A rather short spur that marks the end of the M27. The existence of this, the M275, and the M271 further west suggests that once upon a time there were plans for at least three more spurs from the M27. There was certainly meant to be another one for Southampton, since the M27 has a missing junction to the east of the city.
Nonetheless, the M275 is probably the most impressive motorway of any of those with unimportant three-digit numbers. Besides artwork along its length — The Sail of the South and the Tipner Masts (funded through Millennium Project money) — the motorway is a major feat of engineering. It is built on land that was created specifically for the motorway — it's actually a section of Portsmouth Harbour. Much of the material used for the man-made causeway is chalk, which came from the M27's deep cutting through Portsdown Hill between junctions 11 and 12.
There is an unfinished junction halfway along the M275. Embankments for descending sliproads, a space for a roundabout and also pedestrian underpasses all exist close to the ship scrapyard. Plans to use these facilities for an IKEA store were rejected — on the grounds that it was too close to existing junctions! However, a Wikipedia article suggests that the junction will be completed by 2007.
At its southern terminus, a hastily-built new entry onto a sliproad is both shoddy — with a traffic light controlled merge under motorway restrictions on the sliproad itself — and inadequately signed. Approaching on the new entry, there's no start of restrictions sign or any other indication you're on a motorway. Pathetic Motorways has the pictures to prove it!
Views of the M275 from on and off the road.
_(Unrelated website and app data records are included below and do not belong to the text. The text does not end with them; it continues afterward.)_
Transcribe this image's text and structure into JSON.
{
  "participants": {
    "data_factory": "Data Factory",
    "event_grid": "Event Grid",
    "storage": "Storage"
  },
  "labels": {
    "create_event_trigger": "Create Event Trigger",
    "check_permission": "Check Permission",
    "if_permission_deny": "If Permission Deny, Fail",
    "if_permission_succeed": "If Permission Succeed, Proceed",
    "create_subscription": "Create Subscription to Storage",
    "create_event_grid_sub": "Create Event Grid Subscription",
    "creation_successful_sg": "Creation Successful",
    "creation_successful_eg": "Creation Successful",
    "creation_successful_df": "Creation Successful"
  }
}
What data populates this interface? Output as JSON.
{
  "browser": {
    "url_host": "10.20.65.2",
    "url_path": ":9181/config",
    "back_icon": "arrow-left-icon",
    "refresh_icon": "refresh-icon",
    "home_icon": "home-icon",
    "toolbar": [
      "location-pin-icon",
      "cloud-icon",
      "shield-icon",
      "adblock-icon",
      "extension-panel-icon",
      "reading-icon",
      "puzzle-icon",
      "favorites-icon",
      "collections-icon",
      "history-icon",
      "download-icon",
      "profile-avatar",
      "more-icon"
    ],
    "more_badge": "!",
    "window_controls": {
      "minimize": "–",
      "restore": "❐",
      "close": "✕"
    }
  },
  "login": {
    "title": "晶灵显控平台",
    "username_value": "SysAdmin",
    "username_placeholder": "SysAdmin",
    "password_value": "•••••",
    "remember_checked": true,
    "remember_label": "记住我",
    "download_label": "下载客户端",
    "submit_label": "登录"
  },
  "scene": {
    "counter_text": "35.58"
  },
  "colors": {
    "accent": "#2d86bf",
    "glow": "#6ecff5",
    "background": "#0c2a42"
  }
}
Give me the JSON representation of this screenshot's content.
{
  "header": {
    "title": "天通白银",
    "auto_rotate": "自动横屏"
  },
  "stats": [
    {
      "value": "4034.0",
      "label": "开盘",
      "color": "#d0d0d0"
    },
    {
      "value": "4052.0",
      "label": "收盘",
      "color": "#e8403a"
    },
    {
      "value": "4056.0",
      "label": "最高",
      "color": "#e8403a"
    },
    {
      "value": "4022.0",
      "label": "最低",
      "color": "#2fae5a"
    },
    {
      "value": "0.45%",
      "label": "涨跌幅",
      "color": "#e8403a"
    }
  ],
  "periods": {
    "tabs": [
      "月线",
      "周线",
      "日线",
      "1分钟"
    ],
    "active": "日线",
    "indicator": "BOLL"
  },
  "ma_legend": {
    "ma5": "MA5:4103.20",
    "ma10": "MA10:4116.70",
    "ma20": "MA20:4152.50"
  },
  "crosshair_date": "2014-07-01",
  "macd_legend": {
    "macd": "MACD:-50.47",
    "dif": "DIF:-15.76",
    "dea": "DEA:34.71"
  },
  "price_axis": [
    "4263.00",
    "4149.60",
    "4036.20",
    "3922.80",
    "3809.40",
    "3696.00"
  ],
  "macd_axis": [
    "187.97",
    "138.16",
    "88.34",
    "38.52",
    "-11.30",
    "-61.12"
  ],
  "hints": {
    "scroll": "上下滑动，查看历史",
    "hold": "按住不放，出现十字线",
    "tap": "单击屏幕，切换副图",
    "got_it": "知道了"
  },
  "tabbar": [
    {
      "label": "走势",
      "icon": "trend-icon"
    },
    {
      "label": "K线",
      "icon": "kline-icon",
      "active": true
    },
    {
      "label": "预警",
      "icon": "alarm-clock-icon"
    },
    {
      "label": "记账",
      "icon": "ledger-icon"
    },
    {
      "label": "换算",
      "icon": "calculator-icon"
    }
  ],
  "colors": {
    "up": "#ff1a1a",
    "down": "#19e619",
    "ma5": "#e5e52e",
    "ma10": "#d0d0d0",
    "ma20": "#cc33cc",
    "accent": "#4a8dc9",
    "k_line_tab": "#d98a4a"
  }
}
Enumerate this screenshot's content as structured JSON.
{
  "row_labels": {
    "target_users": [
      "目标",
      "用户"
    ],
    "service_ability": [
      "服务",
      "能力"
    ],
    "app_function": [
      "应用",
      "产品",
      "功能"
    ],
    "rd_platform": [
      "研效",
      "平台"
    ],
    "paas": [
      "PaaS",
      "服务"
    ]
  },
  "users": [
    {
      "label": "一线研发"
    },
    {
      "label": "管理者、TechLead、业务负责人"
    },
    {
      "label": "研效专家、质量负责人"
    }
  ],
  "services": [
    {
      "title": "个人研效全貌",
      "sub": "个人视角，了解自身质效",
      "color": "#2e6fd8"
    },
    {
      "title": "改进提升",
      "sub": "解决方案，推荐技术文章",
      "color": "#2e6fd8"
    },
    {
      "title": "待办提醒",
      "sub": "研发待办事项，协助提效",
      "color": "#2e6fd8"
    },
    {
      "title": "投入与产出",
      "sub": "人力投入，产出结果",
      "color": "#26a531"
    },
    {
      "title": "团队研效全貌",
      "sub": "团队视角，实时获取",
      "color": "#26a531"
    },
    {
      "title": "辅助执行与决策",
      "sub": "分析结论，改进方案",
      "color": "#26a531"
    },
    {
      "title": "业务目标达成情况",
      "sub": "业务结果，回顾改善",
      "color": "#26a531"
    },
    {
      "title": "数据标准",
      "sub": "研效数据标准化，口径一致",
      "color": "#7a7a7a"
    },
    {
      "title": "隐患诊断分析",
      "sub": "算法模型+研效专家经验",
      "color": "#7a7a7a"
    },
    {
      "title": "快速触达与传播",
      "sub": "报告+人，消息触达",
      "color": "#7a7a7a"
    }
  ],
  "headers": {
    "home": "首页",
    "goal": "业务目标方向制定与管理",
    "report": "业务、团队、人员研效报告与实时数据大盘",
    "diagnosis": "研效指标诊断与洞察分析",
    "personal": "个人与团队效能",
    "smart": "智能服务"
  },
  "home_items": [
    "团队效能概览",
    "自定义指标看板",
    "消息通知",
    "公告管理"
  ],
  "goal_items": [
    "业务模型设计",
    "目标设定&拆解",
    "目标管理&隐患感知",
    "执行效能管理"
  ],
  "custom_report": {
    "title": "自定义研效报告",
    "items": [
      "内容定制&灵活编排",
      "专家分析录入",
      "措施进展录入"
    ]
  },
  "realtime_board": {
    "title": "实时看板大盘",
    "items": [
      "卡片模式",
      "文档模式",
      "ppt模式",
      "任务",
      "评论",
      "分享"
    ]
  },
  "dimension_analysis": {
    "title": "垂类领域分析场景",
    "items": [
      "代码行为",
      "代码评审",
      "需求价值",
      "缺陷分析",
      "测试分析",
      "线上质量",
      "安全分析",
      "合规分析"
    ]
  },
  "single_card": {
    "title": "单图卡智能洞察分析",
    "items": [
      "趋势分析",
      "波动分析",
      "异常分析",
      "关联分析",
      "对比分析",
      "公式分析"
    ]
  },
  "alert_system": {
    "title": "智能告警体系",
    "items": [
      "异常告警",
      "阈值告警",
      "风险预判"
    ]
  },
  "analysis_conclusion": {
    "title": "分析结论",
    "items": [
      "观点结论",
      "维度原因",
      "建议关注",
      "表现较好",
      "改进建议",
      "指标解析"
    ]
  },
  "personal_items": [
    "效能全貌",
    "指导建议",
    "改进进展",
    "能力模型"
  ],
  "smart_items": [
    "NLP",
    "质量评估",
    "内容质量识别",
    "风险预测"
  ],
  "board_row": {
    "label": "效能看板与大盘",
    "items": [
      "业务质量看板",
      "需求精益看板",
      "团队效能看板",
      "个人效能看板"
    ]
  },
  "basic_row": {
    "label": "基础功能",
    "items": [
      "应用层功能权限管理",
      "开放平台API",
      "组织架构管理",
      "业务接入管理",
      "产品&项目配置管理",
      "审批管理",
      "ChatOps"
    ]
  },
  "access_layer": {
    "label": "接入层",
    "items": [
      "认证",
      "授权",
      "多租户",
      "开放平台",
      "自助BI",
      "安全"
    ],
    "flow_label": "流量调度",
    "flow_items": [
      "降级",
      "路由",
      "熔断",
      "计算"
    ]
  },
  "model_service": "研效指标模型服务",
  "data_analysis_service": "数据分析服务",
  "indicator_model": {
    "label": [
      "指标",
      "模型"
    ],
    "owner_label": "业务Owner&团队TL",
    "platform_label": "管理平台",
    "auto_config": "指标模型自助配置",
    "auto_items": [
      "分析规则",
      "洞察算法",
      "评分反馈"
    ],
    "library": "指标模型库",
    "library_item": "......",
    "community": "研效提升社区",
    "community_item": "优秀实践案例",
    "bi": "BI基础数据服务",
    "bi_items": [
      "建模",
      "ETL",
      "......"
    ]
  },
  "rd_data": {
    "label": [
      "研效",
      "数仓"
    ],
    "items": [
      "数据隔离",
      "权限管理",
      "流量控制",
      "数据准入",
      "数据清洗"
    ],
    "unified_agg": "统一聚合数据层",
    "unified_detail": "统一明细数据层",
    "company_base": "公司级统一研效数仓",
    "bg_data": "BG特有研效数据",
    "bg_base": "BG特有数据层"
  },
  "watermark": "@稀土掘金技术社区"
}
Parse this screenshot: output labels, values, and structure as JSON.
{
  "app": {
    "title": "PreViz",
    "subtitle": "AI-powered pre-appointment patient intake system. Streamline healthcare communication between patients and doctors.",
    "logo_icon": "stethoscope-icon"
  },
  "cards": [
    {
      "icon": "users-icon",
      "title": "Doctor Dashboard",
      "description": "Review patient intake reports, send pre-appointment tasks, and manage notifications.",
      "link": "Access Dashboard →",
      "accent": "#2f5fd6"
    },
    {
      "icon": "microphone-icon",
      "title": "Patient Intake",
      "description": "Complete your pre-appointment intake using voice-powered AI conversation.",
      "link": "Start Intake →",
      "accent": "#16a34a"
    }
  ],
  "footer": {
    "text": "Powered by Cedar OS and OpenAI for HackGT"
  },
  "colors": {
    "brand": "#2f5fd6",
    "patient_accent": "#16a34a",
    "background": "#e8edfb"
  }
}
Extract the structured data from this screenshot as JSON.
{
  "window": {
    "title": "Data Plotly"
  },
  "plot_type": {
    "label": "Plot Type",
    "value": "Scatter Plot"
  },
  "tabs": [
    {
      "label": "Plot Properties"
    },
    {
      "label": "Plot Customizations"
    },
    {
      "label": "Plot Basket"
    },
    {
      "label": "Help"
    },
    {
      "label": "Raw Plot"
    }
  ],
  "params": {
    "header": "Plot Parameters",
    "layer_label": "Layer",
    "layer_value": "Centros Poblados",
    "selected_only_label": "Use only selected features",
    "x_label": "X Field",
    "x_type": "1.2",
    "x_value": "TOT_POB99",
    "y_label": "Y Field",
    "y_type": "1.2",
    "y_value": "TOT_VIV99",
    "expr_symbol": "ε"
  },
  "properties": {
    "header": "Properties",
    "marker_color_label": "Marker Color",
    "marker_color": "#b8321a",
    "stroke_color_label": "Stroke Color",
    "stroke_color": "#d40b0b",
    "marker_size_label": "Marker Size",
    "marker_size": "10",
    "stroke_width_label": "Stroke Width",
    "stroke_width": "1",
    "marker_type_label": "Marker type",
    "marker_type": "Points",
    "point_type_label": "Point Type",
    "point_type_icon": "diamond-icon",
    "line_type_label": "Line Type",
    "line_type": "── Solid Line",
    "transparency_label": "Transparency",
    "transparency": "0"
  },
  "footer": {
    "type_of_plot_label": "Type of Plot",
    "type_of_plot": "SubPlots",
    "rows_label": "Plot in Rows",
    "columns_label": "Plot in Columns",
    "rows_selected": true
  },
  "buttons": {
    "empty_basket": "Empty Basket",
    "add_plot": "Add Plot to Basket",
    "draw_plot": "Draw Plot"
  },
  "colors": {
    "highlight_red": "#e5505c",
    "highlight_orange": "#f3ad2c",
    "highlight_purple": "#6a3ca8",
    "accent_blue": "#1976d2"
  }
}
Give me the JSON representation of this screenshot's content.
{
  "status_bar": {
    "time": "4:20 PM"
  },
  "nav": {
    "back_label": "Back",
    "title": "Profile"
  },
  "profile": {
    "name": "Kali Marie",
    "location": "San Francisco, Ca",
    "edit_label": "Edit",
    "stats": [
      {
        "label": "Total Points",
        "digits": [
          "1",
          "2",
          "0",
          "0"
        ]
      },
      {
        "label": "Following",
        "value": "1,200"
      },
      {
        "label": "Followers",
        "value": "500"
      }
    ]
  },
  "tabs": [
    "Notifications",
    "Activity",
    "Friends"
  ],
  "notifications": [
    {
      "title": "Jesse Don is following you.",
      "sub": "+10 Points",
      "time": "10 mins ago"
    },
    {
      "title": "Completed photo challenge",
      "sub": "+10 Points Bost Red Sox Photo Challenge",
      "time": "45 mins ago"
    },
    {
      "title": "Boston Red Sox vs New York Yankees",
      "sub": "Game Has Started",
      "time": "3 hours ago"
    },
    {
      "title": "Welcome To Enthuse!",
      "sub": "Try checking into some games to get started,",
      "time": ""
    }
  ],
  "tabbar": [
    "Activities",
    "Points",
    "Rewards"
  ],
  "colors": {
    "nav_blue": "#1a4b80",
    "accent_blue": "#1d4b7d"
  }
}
If you have a photo to contribute, contact me.
Heading in to Portsmouth, the motorway is three lanes wide when its two branches join together, but never seems to have been equipped with a full hard shoulder.
Photo by Steven Jukes
And here's the reason it exists: to whiz outside traffic in to the docks and ferry terminal in the centre of Portsmouth.
Photo by Steven Jukes
When the various parts of the M275 were built, listed in chronological order.
All the junctions and destinations along the route.
With thanks to Wesley Johnston, Pete Turner, Clive, Phil Reynolds, Rob Bollen and Robin for information in this section.